Dataset records

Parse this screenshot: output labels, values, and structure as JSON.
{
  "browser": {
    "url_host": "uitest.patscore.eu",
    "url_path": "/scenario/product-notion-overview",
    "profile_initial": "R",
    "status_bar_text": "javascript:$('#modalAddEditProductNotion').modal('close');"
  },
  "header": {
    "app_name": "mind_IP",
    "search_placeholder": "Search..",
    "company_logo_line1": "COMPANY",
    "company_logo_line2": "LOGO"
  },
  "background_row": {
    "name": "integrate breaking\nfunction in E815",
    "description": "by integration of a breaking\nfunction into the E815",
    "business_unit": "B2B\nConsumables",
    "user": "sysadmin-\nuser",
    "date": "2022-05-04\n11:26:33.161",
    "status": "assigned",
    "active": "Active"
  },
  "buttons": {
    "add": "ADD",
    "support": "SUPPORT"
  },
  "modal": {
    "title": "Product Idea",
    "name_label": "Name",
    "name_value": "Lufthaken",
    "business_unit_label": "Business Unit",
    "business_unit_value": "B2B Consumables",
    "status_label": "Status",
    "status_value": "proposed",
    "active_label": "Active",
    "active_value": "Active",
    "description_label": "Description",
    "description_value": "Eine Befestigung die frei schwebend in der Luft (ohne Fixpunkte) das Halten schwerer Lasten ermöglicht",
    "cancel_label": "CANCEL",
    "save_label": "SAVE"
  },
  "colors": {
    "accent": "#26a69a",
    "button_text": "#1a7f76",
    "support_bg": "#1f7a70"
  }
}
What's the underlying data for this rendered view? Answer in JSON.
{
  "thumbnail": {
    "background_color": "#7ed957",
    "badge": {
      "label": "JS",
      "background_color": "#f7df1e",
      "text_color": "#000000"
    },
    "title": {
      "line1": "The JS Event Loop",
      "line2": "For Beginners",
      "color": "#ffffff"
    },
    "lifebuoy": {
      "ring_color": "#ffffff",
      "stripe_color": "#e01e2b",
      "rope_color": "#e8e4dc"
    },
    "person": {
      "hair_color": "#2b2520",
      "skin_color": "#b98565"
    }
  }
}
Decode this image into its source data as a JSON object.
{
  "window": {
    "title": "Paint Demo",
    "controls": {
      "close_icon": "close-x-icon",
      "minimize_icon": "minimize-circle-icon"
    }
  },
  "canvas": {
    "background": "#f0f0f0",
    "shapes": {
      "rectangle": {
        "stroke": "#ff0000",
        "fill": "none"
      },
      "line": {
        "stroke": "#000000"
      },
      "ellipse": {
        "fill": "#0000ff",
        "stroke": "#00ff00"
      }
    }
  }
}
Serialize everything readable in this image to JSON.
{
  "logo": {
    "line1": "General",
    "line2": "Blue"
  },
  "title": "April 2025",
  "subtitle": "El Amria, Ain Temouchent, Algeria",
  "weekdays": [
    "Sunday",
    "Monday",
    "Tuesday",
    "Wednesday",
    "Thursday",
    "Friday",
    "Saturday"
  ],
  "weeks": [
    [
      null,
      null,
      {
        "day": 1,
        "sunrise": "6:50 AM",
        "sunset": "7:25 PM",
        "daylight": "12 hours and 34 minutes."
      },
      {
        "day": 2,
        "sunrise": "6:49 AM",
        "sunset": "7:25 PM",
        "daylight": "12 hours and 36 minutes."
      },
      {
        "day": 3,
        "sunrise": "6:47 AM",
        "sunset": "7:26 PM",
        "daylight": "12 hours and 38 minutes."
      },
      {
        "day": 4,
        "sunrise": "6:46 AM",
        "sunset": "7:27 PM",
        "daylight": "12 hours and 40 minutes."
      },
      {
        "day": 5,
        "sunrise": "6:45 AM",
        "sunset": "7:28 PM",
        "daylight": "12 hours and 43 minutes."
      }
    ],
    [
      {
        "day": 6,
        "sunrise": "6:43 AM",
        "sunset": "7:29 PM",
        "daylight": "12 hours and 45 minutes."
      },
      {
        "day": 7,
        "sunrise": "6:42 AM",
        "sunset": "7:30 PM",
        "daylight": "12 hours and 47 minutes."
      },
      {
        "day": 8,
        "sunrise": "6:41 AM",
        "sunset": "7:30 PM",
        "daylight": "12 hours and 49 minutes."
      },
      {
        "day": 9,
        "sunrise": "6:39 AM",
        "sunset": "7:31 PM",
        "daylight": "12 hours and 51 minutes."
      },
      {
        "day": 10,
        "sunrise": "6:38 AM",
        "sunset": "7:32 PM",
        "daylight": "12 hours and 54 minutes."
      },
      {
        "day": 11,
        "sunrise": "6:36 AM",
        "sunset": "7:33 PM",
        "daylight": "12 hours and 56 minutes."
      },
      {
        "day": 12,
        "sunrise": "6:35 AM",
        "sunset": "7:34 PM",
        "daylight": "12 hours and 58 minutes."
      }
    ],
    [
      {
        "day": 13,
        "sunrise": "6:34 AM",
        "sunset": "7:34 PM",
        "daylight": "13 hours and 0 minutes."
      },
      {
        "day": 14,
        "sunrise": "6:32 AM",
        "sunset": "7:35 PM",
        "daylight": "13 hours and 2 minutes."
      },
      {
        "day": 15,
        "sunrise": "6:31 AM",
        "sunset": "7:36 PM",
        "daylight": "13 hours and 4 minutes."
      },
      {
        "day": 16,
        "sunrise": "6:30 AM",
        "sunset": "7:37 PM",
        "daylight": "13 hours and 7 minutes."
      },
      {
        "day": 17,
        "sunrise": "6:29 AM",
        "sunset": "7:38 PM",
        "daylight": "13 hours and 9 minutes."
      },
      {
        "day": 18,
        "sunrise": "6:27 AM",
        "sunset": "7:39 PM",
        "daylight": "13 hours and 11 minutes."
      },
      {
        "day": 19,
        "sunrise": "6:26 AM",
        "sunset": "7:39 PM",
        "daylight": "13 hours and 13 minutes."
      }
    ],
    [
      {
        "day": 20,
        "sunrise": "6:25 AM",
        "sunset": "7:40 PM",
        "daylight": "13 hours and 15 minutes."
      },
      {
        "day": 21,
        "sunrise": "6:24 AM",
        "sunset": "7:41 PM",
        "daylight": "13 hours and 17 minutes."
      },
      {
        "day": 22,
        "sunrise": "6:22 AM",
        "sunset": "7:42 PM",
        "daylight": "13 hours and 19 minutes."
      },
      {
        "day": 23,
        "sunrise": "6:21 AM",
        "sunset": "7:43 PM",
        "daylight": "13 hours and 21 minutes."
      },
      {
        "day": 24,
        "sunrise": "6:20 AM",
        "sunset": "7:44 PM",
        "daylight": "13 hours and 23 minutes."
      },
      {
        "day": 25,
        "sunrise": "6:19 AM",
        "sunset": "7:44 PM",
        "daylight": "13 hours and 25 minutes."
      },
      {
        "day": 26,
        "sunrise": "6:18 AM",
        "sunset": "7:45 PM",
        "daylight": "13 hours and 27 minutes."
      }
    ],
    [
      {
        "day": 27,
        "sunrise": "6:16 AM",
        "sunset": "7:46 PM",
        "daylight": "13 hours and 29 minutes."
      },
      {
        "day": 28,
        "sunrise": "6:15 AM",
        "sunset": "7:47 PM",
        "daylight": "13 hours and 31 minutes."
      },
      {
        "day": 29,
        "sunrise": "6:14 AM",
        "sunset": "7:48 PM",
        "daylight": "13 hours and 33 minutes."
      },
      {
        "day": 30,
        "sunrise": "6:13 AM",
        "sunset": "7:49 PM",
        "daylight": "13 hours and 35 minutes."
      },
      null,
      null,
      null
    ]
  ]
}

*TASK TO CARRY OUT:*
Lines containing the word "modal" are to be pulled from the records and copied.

*RESULT:*
    "status_bar_text": "javascript:$('#modalAddEditProductNotion').modal('close');"
  "modal": {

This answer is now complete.